▸ WHAT IS REQUIRED: The expected output is a copy of every line in the records with the string "text".

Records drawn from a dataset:

# # # # # # #

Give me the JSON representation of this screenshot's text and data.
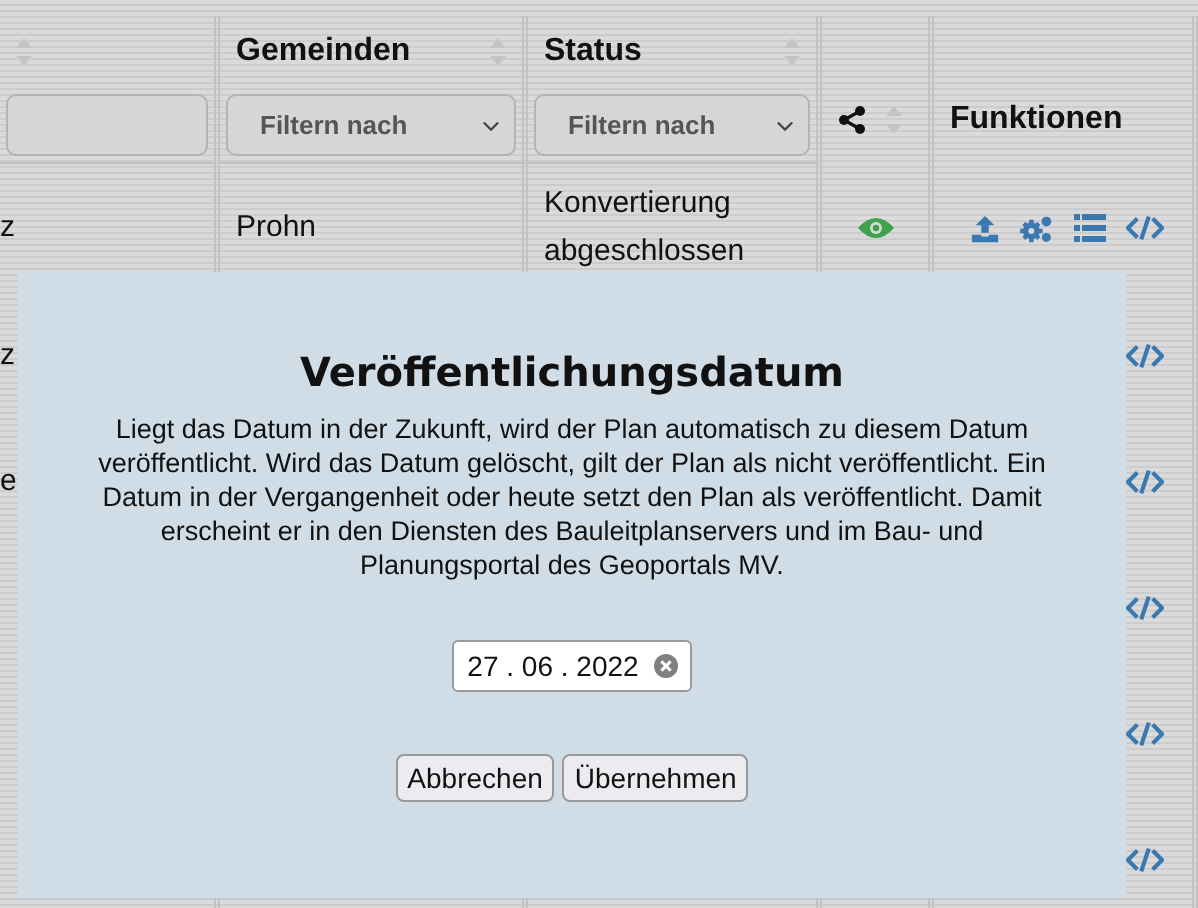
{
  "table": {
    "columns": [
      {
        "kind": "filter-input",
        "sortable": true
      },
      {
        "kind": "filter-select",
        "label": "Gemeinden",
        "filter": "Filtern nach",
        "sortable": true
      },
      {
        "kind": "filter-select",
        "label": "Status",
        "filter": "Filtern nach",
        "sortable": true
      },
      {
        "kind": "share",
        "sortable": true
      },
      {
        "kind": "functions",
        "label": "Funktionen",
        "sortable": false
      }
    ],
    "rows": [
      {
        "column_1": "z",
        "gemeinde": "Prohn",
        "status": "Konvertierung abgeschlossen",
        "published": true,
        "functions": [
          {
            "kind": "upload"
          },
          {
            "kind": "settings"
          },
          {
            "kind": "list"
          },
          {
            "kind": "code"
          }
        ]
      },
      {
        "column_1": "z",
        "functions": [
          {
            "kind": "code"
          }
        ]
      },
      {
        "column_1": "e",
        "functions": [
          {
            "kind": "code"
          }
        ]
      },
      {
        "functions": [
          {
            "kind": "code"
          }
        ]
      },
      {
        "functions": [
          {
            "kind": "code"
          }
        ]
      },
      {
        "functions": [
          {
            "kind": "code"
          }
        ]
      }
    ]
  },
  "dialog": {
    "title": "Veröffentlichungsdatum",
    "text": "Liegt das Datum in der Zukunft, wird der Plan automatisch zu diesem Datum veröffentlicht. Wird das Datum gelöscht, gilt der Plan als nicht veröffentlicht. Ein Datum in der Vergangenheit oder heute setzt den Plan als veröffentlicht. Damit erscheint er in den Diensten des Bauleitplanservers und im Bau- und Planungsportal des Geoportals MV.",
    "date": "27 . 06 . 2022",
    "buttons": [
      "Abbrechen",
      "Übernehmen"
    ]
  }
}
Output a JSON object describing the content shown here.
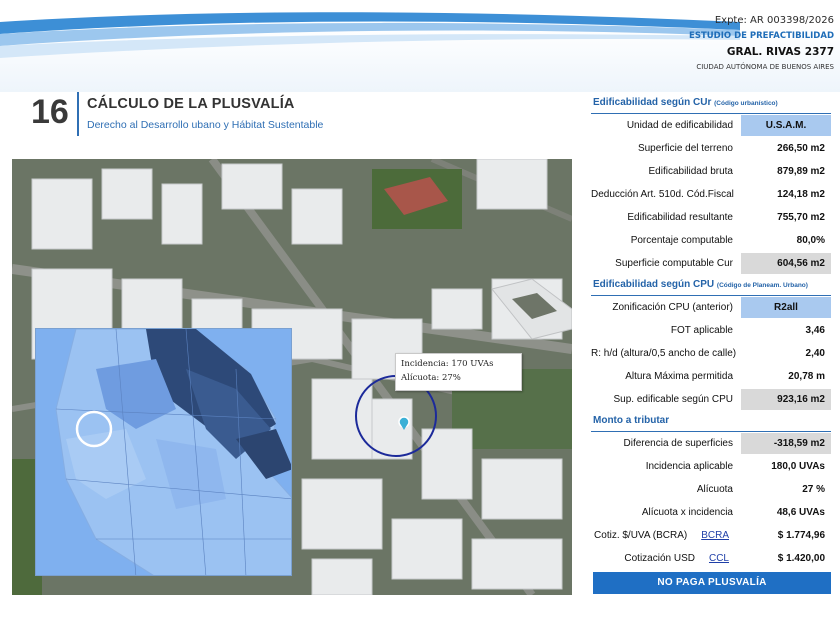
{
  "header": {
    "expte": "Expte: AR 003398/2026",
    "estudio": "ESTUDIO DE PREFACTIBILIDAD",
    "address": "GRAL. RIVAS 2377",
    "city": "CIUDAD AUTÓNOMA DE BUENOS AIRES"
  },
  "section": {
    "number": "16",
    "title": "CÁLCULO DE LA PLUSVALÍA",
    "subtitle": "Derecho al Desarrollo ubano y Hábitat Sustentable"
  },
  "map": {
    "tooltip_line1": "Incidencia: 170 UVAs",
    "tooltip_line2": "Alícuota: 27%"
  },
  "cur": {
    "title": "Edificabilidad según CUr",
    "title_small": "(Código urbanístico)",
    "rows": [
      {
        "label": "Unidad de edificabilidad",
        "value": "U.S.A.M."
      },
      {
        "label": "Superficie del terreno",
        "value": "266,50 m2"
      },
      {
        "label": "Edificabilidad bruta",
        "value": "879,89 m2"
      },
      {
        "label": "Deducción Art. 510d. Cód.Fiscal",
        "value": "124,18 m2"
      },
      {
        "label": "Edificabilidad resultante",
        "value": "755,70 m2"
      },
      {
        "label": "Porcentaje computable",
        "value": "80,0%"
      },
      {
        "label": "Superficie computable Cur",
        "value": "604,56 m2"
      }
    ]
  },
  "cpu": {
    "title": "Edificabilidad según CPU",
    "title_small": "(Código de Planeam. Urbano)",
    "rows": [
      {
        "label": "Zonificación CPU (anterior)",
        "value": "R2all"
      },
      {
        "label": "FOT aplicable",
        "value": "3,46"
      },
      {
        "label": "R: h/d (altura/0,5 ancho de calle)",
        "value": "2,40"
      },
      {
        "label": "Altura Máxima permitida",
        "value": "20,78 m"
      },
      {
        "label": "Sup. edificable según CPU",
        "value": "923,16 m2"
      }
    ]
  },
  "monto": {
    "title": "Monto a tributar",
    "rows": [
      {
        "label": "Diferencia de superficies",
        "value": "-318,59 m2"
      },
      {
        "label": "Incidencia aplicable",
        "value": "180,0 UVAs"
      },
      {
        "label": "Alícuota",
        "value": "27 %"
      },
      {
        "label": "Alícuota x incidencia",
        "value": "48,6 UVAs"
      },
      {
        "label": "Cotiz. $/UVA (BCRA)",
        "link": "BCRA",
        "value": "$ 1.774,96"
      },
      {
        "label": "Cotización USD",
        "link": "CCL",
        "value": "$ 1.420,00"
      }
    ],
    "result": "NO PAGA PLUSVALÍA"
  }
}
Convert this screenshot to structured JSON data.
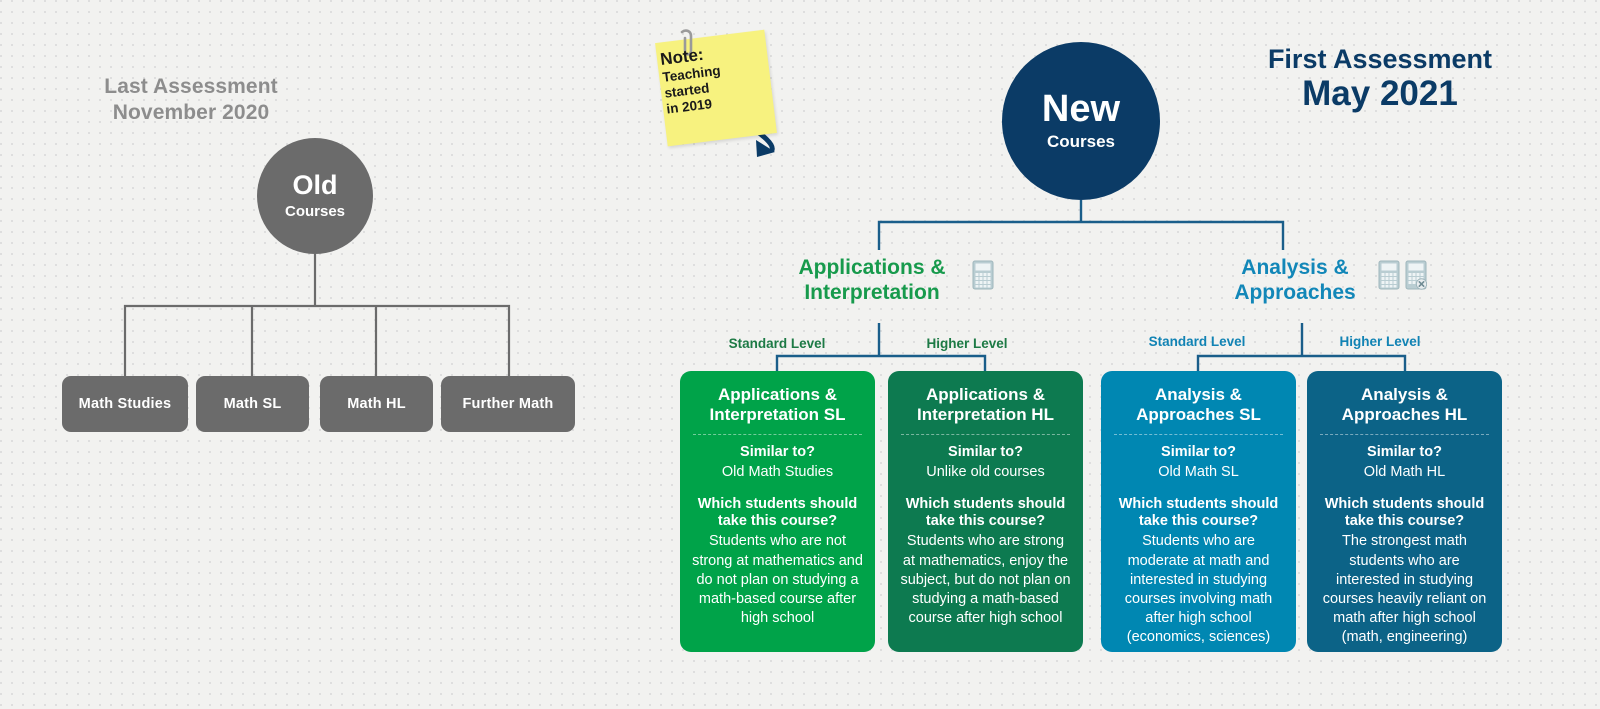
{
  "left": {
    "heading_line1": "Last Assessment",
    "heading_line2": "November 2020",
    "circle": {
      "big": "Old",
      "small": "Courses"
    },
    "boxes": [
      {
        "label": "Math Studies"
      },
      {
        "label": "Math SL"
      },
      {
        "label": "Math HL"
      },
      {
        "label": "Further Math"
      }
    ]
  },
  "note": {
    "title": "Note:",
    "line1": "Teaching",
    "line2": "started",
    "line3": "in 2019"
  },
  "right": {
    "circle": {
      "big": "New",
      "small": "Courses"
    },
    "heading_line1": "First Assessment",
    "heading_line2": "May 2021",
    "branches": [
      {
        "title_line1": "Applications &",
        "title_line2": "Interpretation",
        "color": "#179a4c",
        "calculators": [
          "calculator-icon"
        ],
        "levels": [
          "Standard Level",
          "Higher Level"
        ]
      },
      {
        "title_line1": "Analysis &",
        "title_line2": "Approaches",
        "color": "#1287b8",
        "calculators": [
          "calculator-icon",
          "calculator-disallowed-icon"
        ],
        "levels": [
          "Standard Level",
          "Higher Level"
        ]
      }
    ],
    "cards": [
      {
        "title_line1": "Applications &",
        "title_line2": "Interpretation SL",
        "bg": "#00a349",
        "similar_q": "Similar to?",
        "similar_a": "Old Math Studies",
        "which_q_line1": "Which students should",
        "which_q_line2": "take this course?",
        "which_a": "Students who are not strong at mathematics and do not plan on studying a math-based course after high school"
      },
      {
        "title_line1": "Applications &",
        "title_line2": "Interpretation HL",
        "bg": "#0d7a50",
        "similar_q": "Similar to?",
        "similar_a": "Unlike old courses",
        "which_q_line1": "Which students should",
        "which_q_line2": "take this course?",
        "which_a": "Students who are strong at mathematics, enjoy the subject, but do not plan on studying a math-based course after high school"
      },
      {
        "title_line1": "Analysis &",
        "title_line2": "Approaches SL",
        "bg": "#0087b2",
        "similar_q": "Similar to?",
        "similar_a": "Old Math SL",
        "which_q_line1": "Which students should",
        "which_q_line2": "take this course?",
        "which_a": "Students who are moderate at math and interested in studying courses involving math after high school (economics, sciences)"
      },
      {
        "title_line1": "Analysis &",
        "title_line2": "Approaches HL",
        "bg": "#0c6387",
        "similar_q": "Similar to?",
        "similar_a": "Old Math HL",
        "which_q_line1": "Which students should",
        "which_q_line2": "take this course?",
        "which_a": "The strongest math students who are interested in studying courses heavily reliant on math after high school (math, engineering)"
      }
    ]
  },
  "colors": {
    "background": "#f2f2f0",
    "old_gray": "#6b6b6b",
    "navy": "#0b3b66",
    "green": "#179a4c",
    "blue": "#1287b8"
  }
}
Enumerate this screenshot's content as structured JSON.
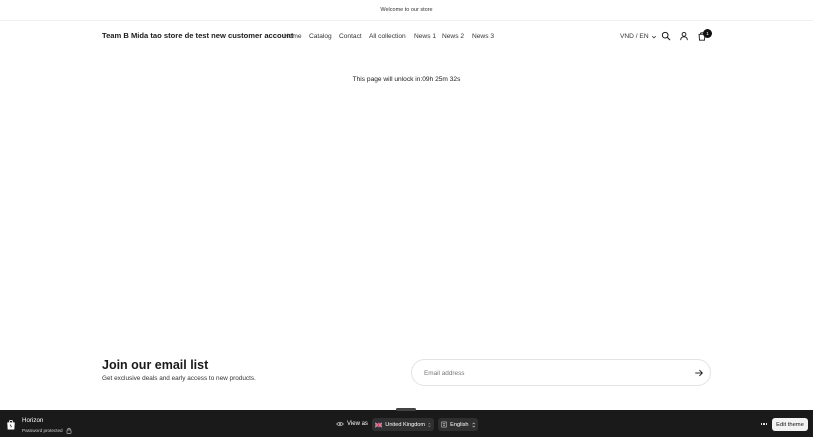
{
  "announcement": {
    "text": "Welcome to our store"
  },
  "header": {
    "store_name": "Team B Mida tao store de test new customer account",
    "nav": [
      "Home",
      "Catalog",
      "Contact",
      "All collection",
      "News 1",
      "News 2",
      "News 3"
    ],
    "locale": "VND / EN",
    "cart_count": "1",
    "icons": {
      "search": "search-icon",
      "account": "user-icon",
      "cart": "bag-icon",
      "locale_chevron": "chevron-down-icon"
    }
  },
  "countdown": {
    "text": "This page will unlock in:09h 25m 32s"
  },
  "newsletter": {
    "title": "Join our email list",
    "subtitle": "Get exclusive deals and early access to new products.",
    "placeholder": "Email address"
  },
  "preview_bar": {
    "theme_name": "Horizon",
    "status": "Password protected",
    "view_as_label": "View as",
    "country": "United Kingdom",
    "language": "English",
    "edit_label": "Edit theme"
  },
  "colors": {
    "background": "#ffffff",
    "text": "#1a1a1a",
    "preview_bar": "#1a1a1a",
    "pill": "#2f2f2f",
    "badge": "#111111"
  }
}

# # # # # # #

▸ SOLUTION TO THE PROBLEM:
Give me the JSON representation of this screenshot's text and data.
    "text": "Liegt das Datum in der Zukunft, wird der Plan automatisch zu diesem Datum veröffentlicht. Wird das Datum gelöscht, gilt der Plan als nicht veröffentlicht. Ein Datum in der Vergangenheit oder heute setzt den Plan als veröffentlicht. Damit erscheint er in den Diensten des Bauleitplanservers und im Bau- und Planungsportal des Geoportals MV.",
    "text": "Welcome to our store"
    "text": "This page will unlock in:09h 25m 32s"
    "text": "#1a1a1a",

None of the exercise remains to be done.